_EXERCISE INSTRUCTIONS_
Line count for "rest": give the number of lines in the records below that hold it, and nothing else.

_INPUT DATA_
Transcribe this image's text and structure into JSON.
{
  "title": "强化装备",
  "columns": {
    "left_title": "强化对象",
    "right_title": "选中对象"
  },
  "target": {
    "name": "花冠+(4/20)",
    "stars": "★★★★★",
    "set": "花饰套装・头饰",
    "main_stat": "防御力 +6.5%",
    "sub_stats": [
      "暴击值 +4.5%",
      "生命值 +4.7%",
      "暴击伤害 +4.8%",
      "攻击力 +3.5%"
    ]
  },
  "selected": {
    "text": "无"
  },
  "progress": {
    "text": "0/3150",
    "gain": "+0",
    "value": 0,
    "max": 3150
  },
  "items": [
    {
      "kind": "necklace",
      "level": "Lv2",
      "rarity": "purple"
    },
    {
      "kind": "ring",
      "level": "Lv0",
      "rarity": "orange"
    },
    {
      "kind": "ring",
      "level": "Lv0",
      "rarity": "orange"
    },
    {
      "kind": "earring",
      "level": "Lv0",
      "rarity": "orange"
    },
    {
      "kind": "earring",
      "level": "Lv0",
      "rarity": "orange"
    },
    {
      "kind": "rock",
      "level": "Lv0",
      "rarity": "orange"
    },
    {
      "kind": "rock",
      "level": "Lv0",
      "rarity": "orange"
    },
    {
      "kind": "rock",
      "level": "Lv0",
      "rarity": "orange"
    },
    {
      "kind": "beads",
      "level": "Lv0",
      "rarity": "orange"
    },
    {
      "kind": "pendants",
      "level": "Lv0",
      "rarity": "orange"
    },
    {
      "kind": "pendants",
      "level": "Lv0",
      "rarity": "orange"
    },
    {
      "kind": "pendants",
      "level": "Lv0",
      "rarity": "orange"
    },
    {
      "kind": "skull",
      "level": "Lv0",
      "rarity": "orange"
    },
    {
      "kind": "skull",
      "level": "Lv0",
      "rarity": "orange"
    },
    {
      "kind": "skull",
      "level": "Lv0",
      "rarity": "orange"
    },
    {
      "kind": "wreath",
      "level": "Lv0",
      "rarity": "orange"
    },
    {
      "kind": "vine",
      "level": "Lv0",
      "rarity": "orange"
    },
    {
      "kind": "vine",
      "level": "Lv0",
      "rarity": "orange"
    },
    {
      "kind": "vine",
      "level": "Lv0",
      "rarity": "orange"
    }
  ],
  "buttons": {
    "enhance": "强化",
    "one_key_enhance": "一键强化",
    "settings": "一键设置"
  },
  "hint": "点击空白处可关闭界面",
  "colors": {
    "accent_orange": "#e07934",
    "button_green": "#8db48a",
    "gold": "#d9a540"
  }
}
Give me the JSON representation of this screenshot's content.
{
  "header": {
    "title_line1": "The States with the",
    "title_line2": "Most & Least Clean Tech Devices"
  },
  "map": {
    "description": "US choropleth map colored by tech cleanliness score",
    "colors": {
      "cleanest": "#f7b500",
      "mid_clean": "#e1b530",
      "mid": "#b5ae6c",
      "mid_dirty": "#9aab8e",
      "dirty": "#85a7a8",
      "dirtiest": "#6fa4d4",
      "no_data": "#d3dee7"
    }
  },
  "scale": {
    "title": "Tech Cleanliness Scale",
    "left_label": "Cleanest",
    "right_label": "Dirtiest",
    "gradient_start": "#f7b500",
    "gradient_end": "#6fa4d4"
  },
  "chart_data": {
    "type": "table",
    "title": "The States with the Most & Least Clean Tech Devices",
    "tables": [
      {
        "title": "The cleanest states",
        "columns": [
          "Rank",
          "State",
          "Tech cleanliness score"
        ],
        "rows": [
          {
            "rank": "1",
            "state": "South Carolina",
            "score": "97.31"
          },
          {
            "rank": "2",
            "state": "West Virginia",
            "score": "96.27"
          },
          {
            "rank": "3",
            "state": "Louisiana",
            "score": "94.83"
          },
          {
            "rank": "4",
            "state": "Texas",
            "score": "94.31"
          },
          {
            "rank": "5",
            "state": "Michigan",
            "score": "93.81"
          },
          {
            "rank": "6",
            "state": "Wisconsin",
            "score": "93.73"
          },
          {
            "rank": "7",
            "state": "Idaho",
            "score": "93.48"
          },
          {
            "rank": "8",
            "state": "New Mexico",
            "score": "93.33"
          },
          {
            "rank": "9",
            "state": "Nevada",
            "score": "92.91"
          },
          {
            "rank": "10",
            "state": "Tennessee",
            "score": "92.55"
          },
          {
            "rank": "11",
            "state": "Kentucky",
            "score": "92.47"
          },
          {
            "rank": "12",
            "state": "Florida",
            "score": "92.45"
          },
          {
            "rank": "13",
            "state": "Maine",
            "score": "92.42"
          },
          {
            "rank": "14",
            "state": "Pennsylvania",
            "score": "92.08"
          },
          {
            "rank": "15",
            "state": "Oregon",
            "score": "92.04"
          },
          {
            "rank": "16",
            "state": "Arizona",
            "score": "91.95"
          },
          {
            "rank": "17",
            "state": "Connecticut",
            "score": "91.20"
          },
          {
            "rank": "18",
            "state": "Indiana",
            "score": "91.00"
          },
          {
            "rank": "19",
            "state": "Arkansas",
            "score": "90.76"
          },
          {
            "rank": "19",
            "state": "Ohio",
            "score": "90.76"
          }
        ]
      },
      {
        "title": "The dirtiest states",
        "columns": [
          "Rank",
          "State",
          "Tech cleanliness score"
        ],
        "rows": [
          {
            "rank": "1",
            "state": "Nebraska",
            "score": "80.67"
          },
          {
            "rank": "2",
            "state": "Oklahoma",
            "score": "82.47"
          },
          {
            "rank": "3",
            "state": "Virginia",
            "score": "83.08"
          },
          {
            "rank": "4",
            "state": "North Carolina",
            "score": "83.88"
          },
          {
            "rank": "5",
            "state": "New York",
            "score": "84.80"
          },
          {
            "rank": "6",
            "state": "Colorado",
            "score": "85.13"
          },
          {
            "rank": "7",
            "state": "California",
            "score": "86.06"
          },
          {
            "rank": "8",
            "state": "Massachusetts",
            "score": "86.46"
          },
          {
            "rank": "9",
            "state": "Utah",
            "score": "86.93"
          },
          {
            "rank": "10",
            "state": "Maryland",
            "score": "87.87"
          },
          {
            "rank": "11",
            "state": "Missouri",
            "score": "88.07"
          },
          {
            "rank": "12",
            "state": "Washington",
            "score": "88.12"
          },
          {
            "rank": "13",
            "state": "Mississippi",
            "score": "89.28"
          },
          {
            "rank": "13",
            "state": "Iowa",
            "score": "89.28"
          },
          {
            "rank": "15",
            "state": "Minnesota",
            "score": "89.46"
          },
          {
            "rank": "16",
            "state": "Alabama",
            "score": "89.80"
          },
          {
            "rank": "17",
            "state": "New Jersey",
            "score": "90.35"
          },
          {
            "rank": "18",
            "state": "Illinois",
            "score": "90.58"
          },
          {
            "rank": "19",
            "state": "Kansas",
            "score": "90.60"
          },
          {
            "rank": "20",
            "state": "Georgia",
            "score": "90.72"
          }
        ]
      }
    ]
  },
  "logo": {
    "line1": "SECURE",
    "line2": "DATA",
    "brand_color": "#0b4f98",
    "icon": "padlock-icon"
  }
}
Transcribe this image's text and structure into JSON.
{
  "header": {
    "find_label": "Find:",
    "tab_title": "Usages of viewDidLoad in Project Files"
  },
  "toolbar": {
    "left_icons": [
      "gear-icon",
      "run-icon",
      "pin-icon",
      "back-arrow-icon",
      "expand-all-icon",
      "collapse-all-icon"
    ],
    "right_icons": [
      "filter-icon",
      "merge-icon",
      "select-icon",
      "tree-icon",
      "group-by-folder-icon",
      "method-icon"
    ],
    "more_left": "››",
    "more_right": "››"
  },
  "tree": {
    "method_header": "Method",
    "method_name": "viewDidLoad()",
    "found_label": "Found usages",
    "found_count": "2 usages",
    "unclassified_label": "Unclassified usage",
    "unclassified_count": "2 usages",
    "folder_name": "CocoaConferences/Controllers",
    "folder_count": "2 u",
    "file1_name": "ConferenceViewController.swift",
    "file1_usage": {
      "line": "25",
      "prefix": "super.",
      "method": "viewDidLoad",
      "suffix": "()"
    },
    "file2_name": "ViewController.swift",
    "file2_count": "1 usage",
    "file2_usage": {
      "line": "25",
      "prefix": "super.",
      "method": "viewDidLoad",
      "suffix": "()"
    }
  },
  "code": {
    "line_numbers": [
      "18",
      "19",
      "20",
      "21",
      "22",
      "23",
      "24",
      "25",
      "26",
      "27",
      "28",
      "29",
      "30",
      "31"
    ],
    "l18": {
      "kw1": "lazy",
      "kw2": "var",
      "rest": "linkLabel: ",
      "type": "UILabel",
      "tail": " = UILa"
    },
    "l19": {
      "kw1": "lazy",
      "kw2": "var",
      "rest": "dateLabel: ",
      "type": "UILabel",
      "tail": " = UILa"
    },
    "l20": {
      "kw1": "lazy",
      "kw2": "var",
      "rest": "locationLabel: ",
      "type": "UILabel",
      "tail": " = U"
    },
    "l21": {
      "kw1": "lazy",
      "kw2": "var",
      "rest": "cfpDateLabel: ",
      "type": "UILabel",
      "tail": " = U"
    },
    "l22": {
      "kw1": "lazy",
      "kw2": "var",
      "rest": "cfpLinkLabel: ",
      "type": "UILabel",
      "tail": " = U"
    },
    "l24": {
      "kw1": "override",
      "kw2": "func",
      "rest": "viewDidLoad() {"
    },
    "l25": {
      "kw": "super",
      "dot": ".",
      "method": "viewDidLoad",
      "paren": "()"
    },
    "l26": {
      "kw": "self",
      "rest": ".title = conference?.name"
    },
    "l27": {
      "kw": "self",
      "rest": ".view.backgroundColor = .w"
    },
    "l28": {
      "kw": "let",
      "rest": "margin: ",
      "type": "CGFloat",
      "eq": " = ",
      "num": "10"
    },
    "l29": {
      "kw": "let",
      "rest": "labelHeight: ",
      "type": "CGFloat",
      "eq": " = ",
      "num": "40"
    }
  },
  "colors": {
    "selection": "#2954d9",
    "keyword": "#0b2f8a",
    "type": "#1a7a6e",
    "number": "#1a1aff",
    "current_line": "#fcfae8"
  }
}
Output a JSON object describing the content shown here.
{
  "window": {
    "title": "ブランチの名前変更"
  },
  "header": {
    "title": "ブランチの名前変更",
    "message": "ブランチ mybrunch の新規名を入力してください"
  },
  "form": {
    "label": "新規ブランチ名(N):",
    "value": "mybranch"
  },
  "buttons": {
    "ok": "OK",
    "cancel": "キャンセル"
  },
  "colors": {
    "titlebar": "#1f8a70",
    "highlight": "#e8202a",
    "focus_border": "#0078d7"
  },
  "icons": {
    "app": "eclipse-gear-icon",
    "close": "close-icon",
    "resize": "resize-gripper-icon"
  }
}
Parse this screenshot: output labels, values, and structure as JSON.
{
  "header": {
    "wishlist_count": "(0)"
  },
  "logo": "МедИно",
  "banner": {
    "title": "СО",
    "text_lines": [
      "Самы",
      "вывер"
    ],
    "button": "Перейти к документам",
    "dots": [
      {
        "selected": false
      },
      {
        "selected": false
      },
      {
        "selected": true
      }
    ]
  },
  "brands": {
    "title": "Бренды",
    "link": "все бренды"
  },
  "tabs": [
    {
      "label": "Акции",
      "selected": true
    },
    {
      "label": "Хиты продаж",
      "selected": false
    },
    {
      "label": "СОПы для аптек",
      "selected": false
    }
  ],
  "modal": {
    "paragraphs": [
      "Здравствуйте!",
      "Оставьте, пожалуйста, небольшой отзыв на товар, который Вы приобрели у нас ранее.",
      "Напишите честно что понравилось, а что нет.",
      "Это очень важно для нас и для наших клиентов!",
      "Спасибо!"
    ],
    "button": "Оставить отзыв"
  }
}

_RESPONSE AREA_
10